◆ **Assignment**
Please find all lines in the data that hold the string "shuffle" and copy them.

Records from a collection

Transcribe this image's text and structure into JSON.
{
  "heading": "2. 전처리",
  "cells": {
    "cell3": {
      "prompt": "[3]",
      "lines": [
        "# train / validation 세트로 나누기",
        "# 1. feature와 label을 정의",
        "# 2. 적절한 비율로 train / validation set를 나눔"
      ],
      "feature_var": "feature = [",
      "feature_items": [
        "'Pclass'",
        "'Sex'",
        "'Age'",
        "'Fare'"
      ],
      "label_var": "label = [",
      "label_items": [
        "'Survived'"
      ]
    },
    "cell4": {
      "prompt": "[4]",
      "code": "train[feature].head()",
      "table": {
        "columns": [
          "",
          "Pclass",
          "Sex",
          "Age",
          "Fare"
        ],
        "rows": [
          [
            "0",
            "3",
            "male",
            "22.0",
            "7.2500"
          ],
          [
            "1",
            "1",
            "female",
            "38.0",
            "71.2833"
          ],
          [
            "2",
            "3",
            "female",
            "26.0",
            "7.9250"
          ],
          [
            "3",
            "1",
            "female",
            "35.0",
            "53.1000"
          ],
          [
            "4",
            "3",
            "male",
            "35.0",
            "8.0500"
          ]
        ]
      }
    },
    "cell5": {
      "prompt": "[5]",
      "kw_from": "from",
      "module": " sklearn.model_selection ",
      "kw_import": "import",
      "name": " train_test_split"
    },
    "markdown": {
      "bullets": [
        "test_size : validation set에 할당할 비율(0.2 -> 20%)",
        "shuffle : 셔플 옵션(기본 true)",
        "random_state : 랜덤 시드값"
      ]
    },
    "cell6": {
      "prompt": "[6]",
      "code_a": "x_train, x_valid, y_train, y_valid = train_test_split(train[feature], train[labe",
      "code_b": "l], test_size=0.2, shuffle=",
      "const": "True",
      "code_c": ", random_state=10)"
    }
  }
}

◆ **Solved problem**
        "shuffle : 셔플 옵션(기본 true)",
      "code_b": "l], test_size=0.2, shuffle=",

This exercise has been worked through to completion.